Mike Donnally, an analyst at Global Insights, an economics consulting firm in Philadelphia, says there was a damaging conflict of interest at the stock exchange. Mr. Grasso's pay, he says, was determined by a committee comprised of executives of companies the exchange was regulating.

"You've got [for example] Dick Grasso on the board of Home Depot," he said. "And then Home Depot's CEO is on the board of the New York Stock Exchange. And so they both are in effect setting each other's pay."

The new interim chief of the stock exchange, former Citicorp chairman, John Reed, says he will reduce the size of the exchange's board of directors from the current 27 to 10 or 12. Other reforms would separate the exchange's regulatory and administrative functions.

Mr. Donnally of Global Insights says Mr. Grasso's pay package reflects the growing gap between CEO pay of those of regular employees.

"Thirty years ago the average CEO [chief executive officer] pay was something like 40 times the median worker or the lowest worker's pay," said Mr. Donnally. "It has gone past 400 times now and it continues to go up. So you get this stratification of pay in the United States where you've got growing inequality."

There is also the question of ethics. Not only was the magnitude of Mr. Grasso's pay not known publicly but he apparently felt such high compensation was appropriate. Rick Malone, a money manager and broker [for Ferris Baker Watts] in suburban Washington, says the fiasco over Mr. Grasso's pay shows that boards of directors are not doing their job properly.

It was an old boys network where people get together and drink and slap each other on the back. They got together four times a year to do that and they were well compensated. You're going to see a lot less of that in the future. But then it will revert back, probably, in ten years after this scandal blows over.

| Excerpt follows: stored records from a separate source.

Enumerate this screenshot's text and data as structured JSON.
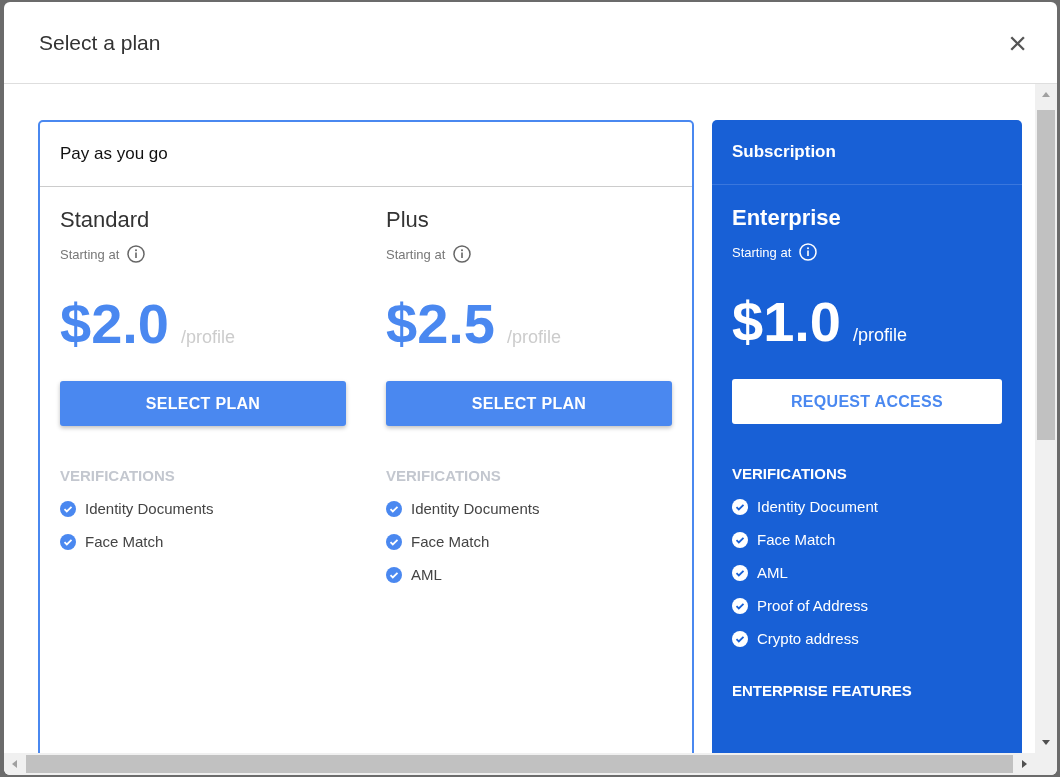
{
  "dialog": {
    "title": "Select a plan",
    "close": "×"
  },
  "groups": [
    {
      "kind": "outlined",
      "title": "Pay as you go",
      "plans": [
        {
          "name": "Standard",
          "starting": "Starting at",
          "price": "$2.0",
          "unit": "/profile",
          "button": "SELECT PLAN",
          "section": "VERIFICATIONS",
          "features": [
            "Identity Documents",
            "Face Match"
          ]
        },
        {
          "name": "Plus",
          "starting": "Starting at",
          "price": "$2.5",
          "unit": "/profile",
          "button": "SELECT PLAN",
          "section": "VERIFICATIONS",
          "features": [
            "Identity Documents",
            "Face Match",
            "AML"
          ]
        }
      ]
    },
    {
      "kind": "filled",
      "title": "Subscription",
      "plans": [
        {
          "name": "Enterprise",
          "starting": "Starting at",
          "price": "$1.0",
          "unit": "/profile",
          "button": "REQUEST ACCESS",
          "section": "VERIFICATIONS",
          "features": [
            "Identity Document",
            "Face Match",
            "AML",
            "Proof of Address",
            "Crypto address"
          ],
          "extra_section": "ENTERPRISE FEATURES"
        }
      ]
    }
  ]
}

Mr. Grasso's ouster has even intruded into the U.S. presidential campaign. Democratic candidate Joseph Lieberman says that instead of setting an example of ethical leadership for the market he oversees, Mr. Grasso's behavior has shaken the faith of investors and the foundation of the stock exchange.